proof of awfulness
October 9, 2012

Friday night was supposed to be a date night.

It was supposed to be fancy and romantic and take place downtown, across the Brooklyn bridge, over tapas, somewhere other than my living room.

There were plans. But, then again, plans are really always hypothetical, especially when brainstormed in front of your office computer at 4 p.m. on a Friday. And plans don’t take well to hefty home-bound pours of hard cider and the nachos that inevitably follow.

By 7 p.m. I was spinning around my living room in short shorts and an Oxford shirt just one (ok, maybe three) buttons shy of propriety, boogying down in the exuberant yet thoroughly awkward  way that is my jam, belting out Robyn and beckoning Meg over to help me finish the bottle.

By 8 p.m., Dave was shlepping his thoroughly sloshed wife (life-long commitment is even more adorable when there’s booze involved, people) not down to Tertulia or Marlow & Sons but up, five flights, to the place of a guy that he works with.

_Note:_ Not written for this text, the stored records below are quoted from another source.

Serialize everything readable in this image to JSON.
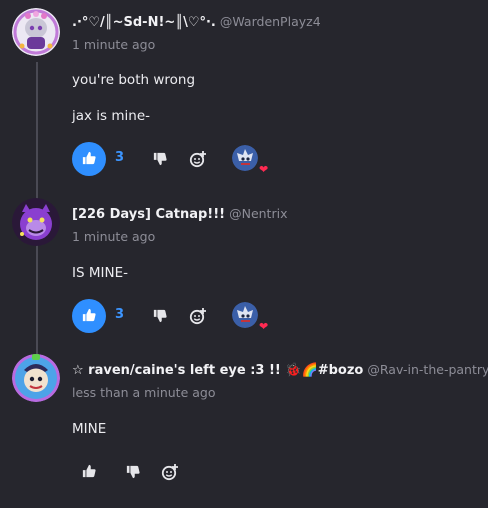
{
  "posts": [
    {
      "name": ".·°♡/║~Sd-N!~║\\♡°·.",
      "handle": "@WardenPlayz4",
      "time": "1 minute ago",
      "lines": [
        "you're both wrong",
        "jax is mine-"
      ],
      "likes": "3",
      "liked": true
    },
    {
      "name": "[226 Days] Catnap!!!",
      "handle": "@Nentrix",
      "time": "1 minute ago",
      "lines": [
        "IS MINE-"
      ],
      "likes": "3",
      "liked": true
    },
    {
      "name": "☆ raven/caine's left eye :3 !! 🐞🌈#bozo",
      "handle": "@Rav-in-the-pantry",
      "time": "less than a minute ago",
      "lines": [
        "MINE"
      ],
      "likes": "",
      "liked": false
    }
  ],
  "colors": {
    "accent": "#2f8fff",
    "heart": "#ff2a52",
    "background": "#26262d"
  },
  "icons": [
    "thumbs-up-icon",
    "thumbs-down-icon",
    "add-reaction-icon",
    "heart-icon"
  ]
}
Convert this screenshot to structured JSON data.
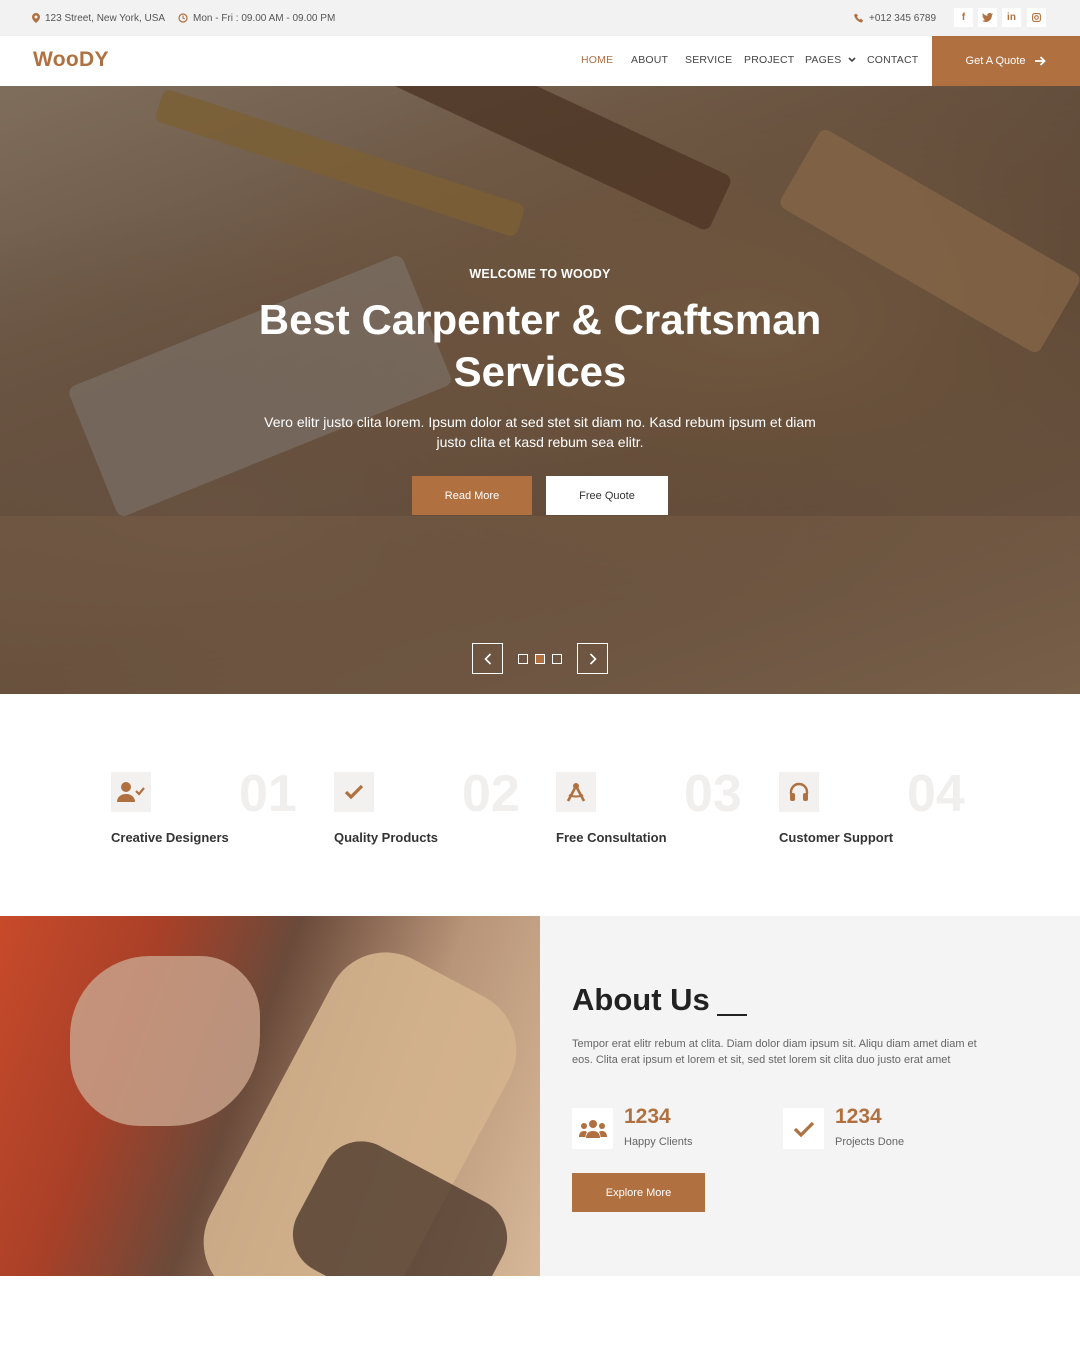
{
  "topbar": {
    "address": "123 Street, New York, USA",
    "hours": "Mon - Fri : 09.00 AM - 09.00 PM",
    "phone": "+012 345 6789",
    "social": [
      "f",
      "t",
      "in",
      "ig"
    ]
  },
  "nav": {
    "logo": "WooDY",
    "links": [
      "HOME",
      "ABOUT",
      "SERVICE",
      "PROJECT",
      "PAGES",
      "CONTACT"
    ],
    "cta": "Get A Quote"
  },
  "hero": {
    "subtitle": "WELCOME TO WOODY",
    "title_line1": "Best Carpenter & Craftsman",
    "title_line2": "Services",
    "text": "Vero elitr justo clita lorem. Ipsum dolor at sed stet sit diam no. Kasd rebum ipsum et diam justo clita et kasd rebum sea elitr.",
    "btn_primary": "Read More",
    "btn_secondary": "Free Quote"
  },
  "features": [
    {
      "num": "01",
      "title": "Creative Designers",
      "icon": "user-check-icon"
    },
    {
      "num": "02",
      "title": "Quality Products",
      "icon": "check-icon"
    },
    {
      "num": "03",
      "title": "Free Consultation",
      "icon": "compass-icon"
    },
    {
      "num": "04",
      "title": "Customer Support",
      "icon": "headphones-icon"
    }
  ],
  "about": {
    "title": "About Us",
    "text": "Tempor erat elitr rebum at clita. Diam dolor diam ipsum sit. Aliqu diam amet diam et eos. Clita erat ipsum et lorem et sit, sed stet lorem sit clita duo justo erat amet",
    "stats": [
      {
        "num": "1234",
        "label": "Happy Clients",
        "icon": "users-icon"
      },
      {
        "num": "1234",
        "label": "Projects Done",
        "icon": "check-icon"
      }
    ],
    "button": "Explore More"
  },
  "colors": {
    "accent": "#b07040",
    "topbar_bg": "#f2f2f2",
    "about_bg": "#f4f4f4"
  }
}
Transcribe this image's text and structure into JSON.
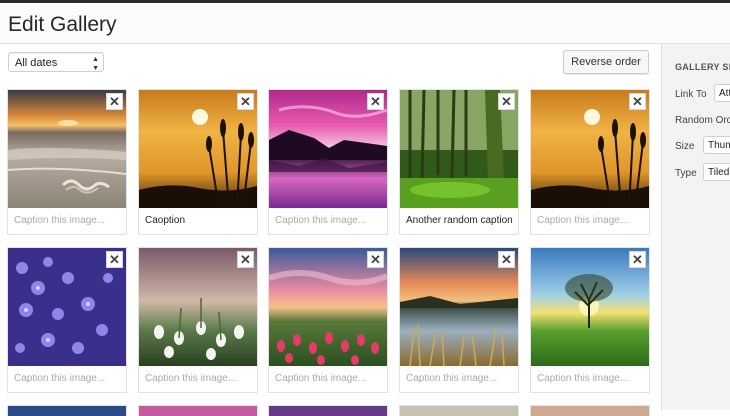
{
  "header": {
    "title": "Edit Gallery"
  },
  "toolbar": {
    "date_filter": "All dates",
    "reverse_label": "Reverse order"
  },
  "gallery": {
    "close_glyph": "✕",
    "captions": [
      "Caption this image...",
      "Caoption",
      "Caption this image...",
      "Another random caption",
      "Caption this image...",
      "Caption this image...",
      "Caption this image...",
      "Caption this image...",
      "Caption this image...",
      "Caption this image..."
    ],
    "captions_filled": [
      false,
      true,
      false,
      true,
      false,
      false,
      false,
      false,
      false,
      false
    ],
    "image_subjects": [
      "beach-sunset",
      "wheat-sunset",
      "purple-lake",
      "green-forest",
      "wheat-sunset",
      "blue-flowers",
      "snowdrops",
      "tulip-field",
      "lake-grass",
      "lone-tree"
    ]
  },
  "sidebar": {
    "title": "GALLERY SETTINGS",
    "link_to_label": "Link To",
    "link_to_value": "Attachment Page",
    "random_order_label": "Random Order",
    "size_label": "Size",
    "size_value": "Thumbnail",
    "type_label": "Type",
    "type_value": "Tiled Mosaic"
  },
  "colors": {
    "panel_bg": "#f3f3f3",
    "tile_border": "#e2e2e2",
    "placeholder": "#aaaaaa"
  }
}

Fun fact: said guy, and his girlfriend, are friends with a former Bachelorette (the ABC kind, not the “we ate some Mexican apps and went to Rubix Cube kind,” though the latter was, indeed, a blast) and they had just been invited to said Bachelorette’s wedding. To the winning contestant! Complete with confidentiality agreement! Which clearly conflicts with the purpose and title of this blog. I will tell you, though, that the female half of the duo upstairs totally looked like Bachelorette material: skinny, peppy, wearing a sheer beaded top that tastefully whispered “Vegas,” instead of screaming it. Apparently, people like this exist in real life.

Anyway, the evening was to be a game night. It kicked off with drinking games, which, already being thoroughly bombed, I didn’t do so well at. In the first game, the main task was to remember the value of two cards that were then flipped upside down. This proved  difficult for…only me. The second game had something to do with getting rid of all your cards, a task at which I once again failed.

The third game – while not technically tied to drinking – also threw me for a loop. Apples to Apples? Have you guys ever played? I found it beyond lame. I hated the annoying attempts at humor woven into the descriptions on the cards. Also, I lost. Badly.

But then, Bill, another friend, pulled out his contribution to the evening: Cards Against Humanity.

Look, it was clear from the very beginning that this game was not meant for church, children or people with weak stomachs. It’s like Apples to Apples, but super inappropriate. Many of the cards I was dealt had me running for Urban Dictionary. And then grimacing. And then smacking down phrases like “German dungeon porn,” “micropenis,” and “picking up girls at the abortion clinic” with aplomb. Joyful, joyful aplomb.

I fucking loved this game. I won round after round after round. We’d play until five wins, and I’d reach that, and then we’d play until 10, and I’d hit that, and then we’d have to keep moving the milestone up and up and up, but I was still unstoppable. This is it, I thought. My calling. Something in which I finally excel. Proof of my excellent sense of humor, my wit, that my freshman year roommate was patently incorrect when she said I wasn’t funny enough to write for 34th Street? Yes. Yes to all that and more.

The only other time this had happened to me was in a junior year physics class where I was revealed to be shockingly good at solving electrical circuit problems. “What does this mean?” I had asked our teacher, an ornery scientist who I’d barely spoken to despite having had for homeroom for three years. “I guess you could be an electrician,” he said.

My fellow players’ reactions to my newfound game talent was fairly similar in tone. Even the Bachelorette’s friend/potential one-day contestant stylist was unimpressed and mildly annoyed that I was dominating. Dave – so competitive he’s been known to turn over a Scrabble bored if he’s not winning – was livid.

I was still on top of the world.

Eventually, the game died down (and by eventually, I mean, I made it to 20 and everyone else had had enough) and Dave and I headed back downstairs. Instead of drinking a massive glass of water like a responsible adult, I made a beeline for the computer and promptly hit Google to find out more about my soulmate of a game.

Which is when I discovered that 1- it’s currently sold out. And two – that it has a tag line, which very clearly lays out its purpose:

“Cards Against Humanity: A party game for horrible people.”

Friends, that was why I had been so good at it. Not because I’m smart or funny or vaguely hip enough to have written for my college’s arts and entertainment magazine. I’m not. I’m just a horrible human being with questionable values and little to no conscious.

But you know what? It turns out I’m more horrible than your average person. Which is something! Definitely a party skill worth showing off at a future shindig.

I signed up for the waiting list immediately.